◆ **WHAT IS REQUIRED**
Scan the entries for lines with the word "They" and copy those lines.

◆ **INPUT DATA**
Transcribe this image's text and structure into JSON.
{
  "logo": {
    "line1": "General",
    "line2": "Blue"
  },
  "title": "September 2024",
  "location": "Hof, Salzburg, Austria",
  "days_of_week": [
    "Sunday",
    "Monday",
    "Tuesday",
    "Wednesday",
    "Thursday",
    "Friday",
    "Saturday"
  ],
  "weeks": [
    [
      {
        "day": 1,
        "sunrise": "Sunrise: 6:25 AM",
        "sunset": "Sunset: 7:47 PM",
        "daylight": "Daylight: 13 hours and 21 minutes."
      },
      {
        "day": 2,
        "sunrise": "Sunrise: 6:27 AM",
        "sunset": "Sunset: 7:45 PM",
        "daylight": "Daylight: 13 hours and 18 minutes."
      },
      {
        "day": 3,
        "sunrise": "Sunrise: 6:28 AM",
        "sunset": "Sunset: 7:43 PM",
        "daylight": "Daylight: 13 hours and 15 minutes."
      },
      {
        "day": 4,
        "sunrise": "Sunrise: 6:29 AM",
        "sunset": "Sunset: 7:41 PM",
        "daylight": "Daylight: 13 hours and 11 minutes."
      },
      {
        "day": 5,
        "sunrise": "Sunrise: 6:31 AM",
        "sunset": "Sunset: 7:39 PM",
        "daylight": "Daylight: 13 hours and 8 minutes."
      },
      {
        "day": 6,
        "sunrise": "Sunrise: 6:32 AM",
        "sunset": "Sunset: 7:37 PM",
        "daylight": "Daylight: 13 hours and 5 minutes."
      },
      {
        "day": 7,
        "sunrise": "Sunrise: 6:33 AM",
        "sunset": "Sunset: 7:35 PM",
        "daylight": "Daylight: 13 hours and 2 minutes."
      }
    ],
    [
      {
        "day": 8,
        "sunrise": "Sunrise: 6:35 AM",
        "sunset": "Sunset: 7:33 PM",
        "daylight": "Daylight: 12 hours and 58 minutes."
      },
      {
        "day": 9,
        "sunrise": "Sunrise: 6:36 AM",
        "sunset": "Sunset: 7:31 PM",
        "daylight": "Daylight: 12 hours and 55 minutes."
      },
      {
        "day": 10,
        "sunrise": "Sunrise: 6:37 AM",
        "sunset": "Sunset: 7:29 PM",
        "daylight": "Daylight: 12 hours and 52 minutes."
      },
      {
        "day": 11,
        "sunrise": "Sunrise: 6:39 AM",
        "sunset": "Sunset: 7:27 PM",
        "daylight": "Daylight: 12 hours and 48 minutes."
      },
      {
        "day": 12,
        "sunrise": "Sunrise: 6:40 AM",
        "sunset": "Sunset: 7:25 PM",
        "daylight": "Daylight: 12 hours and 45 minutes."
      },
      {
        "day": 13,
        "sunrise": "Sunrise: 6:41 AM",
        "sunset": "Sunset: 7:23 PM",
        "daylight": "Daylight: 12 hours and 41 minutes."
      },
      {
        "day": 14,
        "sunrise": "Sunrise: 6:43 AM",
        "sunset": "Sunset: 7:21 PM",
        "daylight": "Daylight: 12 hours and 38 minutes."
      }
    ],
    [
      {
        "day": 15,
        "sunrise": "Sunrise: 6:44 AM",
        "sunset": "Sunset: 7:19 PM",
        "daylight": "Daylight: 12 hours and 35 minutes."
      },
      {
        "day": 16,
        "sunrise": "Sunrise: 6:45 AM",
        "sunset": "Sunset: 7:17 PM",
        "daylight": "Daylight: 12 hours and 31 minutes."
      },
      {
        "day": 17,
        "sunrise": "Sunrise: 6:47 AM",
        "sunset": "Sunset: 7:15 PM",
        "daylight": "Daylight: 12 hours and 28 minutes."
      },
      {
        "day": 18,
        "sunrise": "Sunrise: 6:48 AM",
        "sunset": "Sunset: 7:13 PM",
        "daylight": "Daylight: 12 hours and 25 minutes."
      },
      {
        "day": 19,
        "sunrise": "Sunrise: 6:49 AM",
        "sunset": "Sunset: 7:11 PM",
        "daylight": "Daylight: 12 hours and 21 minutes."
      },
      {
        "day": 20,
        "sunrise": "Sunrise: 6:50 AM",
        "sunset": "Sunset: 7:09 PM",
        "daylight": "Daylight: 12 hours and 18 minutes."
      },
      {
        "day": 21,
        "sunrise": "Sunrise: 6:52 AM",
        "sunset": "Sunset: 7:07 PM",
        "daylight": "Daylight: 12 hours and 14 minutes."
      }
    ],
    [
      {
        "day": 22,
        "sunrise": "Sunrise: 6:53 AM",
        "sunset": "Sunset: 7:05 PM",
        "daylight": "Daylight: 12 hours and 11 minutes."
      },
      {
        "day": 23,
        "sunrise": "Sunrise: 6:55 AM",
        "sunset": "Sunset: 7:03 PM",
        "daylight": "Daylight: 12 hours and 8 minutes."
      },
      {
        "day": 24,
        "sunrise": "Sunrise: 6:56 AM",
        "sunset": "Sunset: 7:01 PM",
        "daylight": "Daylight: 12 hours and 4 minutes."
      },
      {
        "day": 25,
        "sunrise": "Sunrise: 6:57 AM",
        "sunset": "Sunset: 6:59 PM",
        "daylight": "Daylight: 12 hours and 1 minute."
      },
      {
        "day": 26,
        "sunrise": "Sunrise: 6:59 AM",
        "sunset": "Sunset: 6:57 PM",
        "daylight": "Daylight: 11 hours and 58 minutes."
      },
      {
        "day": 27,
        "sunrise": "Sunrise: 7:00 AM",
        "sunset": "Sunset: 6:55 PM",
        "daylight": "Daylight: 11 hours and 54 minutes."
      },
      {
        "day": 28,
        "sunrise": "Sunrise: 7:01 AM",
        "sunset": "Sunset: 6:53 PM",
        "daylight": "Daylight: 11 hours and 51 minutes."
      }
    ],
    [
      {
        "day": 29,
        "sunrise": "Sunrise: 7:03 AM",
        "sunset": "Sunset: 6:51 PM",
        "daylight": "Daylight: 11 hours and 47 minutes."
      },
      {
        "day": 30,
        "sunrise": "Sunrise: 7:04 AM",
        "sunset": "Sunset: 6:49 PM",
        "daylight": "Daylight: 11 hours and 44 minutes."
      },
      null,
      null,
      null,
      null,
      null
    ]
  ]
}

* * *

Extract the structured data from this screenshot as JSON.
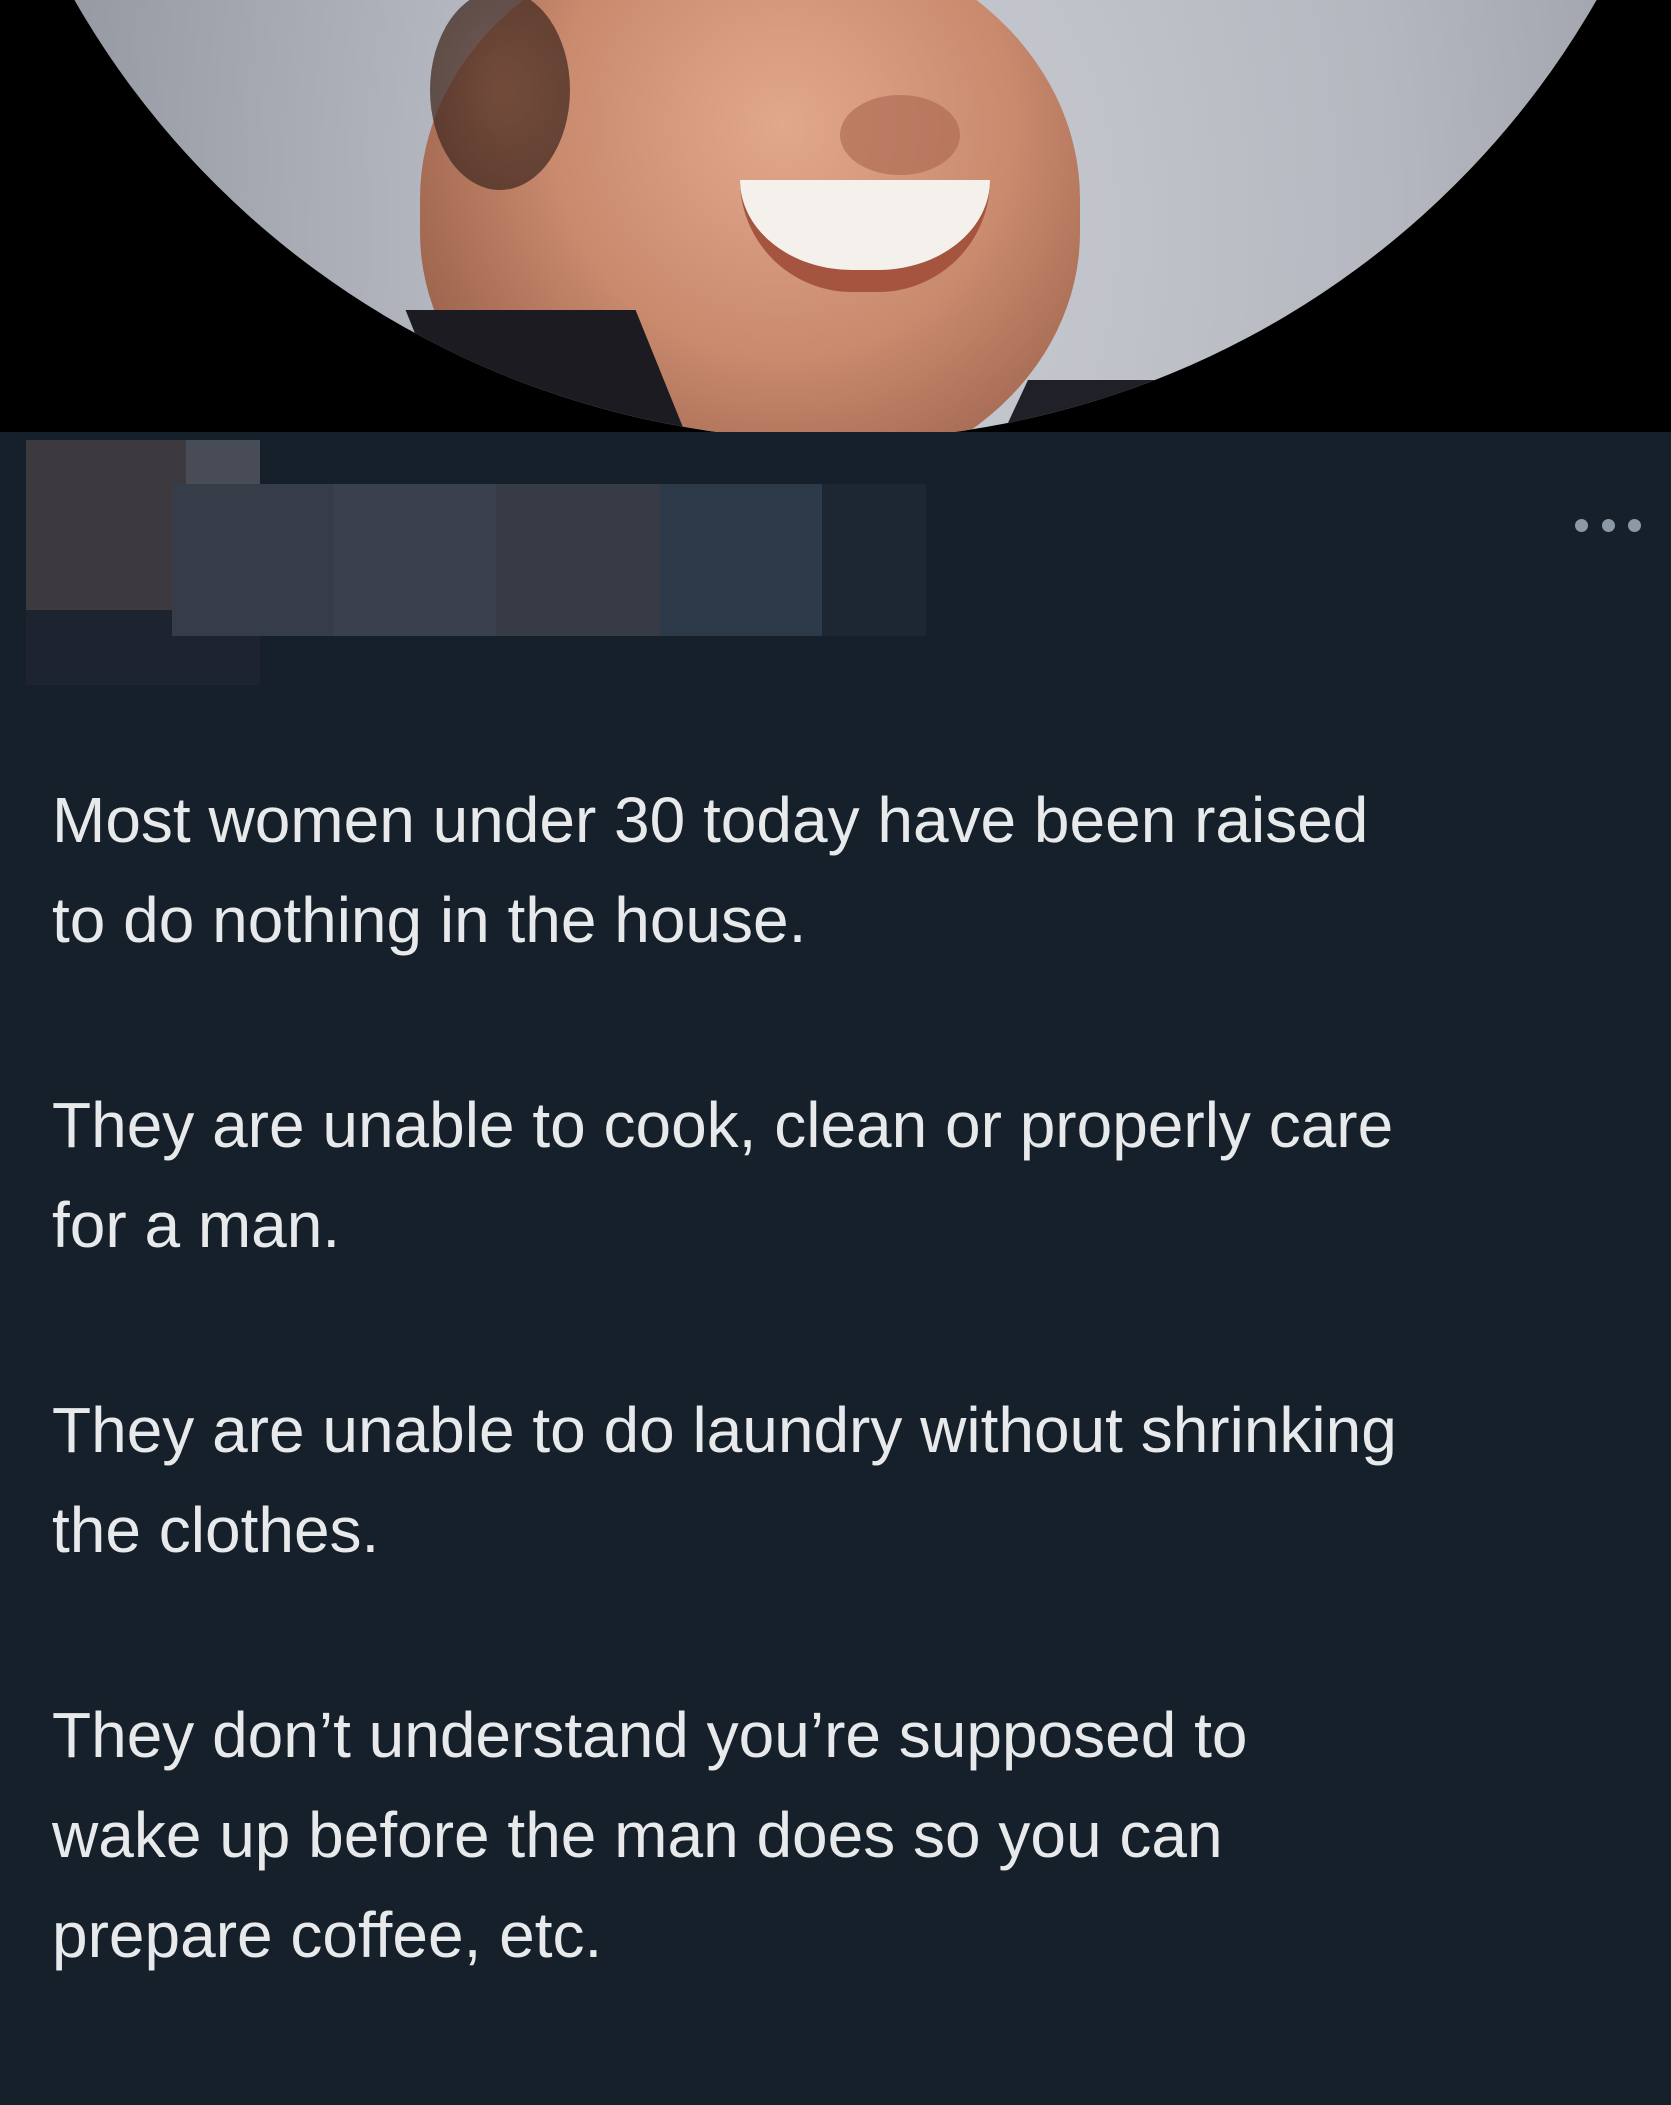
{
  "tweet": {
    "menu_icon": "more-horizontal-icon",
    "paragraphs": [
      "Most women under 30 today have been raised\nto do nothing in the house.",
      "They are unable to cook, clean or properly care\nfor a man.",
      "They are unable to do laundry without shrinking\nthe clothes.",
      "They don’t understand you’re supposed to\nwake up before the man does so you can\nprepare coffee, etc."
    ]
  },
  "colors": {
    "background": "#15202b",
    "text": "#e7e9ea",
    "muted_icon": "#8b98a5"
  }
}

◆ **ANSWER TO THIS PROBLEM**
      "They are unable to cook, clean or properly care\nfor a man.",
      "They are unable to do laundry without shrinking\nthe clothes.",
      "They don’t understand you’re supposed to\nwake up before the man does so you can\nprepare coffee, etc."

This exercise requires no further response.